(Supplied entries begins)
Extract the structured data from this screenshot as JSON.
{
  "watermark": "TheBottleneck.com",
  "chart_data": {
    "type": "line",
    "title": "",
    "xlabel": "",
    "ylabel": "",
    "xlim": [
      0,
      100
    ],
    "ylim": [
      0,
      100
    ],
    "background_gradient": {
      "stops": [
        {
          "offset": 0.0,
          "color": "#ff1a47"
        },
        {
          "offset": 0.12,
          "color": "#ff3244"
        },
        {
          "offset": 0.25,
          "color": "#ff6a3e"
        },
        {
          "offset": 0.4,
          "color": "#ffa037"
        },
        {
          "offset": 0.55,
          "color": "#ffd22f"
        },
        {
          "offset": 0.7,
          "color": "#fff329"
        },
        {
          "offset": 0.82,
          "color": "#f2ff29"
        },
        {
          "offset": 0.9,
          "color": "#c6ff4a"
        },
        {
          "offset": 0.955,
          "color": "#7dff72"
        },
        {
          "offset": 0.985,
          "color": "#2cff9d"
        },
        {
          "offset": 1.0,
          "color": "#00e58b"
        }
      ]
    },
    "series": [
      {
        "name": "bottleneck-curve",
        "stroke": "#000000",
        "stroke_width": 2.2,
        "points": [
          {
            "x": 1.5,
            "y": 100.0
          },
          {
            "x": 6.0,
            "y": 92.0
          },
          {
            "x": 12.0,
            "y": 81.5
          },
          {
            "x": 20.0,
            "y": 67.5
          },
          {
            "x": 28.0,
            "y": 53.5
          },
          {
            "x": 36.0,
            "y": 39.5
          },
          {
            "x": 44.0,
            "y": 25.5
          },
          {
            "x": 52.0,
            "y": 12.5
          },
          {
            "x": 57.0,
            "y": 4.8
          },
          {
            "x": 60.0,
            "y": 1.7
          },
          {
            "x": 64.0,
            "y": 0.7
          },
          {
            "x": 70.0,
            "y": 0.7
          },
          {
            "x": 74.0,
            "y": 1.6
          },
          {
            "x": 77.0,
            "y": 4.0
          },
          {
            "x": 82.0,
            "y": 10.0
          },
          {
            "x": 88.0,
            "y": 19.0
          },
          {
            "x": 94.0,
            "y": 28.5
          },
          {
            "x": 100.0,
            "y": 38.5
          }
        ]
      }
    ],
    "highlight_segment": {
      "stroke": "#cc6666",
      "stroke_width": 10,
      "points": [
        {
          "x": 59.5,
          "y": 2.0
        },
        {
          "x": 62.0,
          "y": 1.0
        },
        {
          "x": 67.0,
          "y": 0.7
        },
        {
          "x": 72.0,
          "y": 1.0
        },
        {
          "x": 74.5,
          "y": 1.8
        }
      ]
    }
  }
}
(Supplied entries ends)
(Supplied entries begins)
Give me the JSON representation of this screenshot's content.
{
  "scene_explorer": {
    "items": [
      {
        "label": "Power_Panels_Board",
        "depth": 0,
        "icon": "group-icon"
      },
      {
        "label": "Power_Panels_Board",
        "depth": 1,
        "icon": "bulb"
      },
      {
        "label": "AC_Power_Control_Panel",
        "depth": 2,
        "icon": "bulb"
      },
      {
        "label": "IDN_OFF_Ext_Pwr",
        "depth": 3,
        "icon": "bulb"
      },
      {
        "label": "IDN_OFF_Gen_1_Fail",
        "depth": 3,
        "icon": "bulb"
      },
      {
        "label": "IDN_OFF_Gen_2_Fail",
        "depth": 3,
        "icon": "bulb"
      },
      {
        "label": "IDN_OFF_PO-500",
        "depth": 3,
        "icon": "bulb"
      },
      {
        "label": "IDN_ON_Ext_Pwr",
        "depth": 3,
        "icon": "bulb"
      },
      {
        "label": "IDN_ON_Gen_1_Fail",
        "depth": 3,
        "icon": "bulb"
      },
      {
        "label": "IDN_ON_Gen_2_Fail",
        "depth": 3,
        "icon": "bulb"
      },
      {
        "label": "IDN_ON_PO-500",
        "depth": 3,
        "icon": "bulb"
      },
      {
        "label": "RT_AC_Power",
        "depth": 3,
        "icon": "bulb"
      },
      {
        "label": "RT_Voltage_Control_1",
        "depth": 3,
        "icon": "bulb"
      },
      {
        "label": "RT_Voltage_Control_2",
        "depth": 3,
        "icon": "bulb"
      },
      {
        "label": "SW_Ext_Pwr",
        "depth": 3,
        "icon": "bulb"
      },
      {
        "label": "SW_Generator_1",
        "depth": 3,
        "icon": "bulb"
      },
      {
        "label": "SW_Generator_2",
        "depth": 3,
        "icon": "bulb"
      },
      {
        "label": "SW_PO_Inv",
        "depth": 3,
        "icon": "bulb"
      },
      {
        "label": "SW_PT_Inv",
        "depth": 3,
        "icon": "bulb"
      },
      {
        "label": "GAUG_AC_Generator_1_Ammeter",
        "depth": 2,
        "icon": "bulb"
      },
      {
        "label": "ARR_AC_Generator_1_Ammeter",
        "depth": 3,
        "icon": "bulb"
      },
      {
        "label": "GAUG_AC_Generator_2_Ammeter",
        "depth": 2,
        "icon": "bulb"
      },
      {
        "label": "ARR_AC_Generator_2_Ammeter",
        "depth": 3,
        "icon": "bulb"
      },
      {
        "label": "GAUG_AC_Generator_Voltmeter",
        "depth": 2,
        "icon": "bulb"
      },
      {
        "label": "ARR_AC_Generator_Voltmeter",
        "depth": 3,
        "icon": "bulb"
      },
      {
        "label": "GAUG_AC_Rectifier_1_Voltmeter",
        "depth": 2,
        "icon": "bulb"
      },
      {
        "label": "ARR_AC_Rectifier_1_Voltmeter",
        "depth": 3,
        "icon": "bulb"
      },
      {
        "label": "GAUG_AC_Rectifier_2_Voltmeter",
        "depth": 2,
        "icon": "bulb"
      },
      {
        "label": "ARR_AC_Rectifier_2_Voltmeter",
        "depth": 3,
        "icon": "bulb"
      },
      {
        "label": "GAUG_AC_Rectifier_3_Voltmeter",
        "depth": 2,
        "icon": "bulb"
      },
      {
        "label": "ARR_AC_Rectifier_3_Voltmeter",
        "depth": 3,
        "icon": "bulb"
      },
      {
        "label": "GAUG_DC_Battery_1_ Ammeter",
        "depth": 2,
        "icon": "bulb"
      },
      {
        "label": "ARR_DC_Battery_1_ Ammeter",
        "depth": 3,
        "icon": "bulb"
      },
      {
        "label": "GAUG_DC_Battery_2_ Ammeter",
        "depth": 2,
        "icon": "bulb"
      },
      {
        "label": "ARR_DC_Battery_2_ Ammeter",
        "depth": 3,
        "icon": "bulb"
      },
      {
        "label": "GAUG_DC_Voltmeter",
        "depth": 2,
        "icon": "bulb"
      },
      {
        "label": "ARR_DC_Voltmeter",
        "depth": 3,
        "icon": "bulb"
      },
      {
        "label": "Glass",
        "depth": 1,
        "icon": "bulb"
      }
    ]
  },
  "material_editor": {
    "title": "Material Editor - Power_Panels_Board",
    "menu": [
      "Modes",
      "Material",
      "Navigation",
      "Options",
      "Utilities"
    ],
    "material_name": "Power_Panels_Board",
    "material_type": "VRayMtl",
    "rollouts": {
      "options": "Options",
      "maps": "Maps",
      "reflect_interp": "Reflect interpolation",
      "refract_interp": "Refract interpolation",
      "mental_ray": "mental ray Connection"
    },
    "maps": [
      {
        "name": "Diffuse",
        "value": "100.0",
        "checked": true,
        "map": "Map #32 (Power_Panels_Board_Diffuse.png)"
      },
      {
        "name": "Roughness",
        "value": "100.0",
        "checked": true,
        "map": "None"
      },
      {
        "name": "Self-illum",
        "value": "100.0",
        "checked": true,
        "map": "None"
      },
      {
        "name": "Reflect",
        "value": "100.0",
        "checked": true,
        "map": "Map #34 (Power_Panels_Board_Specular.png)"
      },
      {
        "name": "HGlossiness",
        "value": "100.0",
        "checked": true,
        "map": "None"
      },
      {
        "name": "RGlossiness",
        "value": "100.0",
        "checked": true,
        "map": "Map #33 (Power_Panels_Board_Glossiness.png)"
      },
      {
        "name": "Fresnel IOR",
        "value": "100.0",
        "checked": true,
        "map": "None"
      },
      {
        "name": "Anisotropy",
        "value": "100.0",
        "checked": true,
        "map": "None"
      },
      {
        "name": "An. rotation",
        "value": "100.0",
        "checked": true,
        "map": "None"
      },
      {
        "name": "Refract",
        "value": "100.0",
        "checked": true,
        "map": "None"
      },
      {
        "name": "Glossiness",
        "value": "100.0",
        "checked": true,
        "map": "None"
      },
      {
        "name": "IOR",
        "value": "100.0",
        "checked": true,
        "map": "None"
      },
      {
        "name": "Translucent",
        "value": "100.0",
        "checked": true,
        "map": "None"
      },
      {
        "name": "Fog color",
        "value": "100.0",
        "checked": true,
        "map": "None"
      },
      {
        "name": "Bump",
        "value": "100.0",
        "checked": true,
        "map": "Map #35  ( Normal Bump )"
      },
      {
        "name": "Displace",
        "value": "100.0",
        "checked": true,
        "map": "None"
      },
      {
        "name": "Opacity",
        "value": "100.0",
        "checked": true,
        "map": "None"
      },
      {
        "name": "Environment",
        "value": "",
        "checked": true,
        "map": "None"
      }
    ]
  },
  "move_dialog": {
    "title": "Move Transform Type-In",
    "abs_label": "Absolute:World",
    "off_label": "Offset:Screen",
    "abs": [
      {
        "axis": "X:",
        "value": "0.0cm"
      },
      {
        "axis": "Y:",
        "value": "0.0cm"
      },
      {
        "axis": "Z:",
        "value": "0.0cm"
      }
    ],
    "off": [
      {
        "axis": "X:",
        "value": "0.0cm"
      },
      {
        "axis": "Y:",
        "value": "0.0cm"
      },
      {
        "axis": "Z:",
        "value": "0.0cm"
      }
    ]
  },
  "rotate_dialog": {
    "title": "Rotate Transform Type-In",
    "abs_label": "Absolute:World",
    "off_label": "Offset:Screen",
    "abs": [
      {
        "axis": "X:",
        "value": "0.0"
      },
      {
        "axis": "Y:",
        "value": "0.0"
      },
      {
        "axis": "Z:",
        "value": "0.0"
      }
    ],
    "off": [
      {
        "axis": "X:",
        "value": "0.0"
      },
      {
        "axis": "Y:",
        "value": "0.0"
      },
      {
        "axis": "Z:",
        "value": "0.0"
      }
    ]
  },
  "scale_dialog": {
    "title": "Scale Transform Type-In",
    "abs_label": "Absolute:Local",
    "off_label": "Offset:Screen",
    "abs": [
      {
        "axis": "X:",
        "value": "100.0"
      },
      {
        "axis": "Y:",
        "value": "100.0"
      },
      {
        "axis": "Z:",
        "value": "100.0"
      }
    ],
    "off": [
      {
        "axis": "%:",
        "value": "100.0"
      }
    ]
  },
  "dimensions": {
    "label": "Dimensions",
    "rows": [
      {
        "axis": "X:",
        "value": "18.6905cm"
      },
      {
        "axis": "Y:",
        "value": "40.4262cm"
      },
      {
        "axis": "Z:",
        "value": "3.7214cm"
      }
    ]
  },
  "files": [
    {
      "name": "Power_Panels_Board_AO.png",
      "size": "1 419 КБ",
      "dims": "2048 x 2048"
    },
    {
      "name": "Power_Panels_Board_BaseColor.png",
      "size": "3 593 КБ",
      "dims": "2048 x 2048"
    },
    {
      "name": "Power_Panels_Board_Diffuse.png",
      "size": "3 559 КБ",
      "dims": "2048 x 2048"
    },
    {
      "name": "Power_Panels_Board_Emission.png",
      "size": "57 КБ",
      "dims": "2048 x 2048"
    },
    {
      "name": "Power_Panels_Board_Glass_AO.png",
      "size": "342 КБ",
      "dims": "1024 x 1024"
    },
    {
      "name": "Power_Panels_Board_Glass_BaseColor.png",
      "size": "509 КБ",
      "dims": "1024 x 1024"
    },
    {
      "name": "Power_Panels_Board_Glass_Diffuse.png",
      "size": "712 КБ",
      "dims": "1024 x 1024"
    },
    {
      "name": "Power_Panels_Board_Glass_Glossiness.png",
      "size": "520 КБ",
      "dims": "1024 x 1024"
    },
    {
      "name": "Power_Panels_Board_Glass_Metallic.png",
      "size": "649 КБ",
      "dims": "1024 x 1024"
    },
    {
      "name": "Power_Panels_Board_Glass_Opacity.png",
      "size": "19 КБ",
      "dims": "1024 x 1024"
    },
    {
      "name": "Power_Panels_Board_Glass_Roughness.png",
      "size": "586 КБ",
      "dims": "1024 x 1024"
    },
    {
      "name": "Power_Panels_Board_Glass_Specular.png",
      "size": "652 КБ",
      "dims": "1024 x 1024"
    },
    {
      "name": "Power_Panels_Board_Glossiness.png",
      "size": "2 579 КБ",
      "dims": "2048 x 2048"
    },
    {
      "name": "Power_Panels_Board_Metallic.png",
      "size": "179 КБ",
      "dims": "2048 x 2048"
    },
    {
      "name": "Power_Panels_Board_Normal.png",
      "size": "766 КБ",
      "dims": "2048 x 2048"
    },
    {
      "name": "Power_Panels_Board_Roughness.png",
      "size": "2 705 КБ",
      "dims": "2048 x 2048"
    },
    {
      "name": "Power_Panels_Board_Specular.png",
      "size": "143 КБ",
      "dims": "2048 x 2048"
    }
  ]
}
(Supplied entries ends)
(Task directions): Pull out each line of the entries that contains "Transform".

(Response to the exercise):
    "title": "Move Transform Type-In",
    "title": "Rotate Transform Type-In",
    "title": "Scale Transform Type-In",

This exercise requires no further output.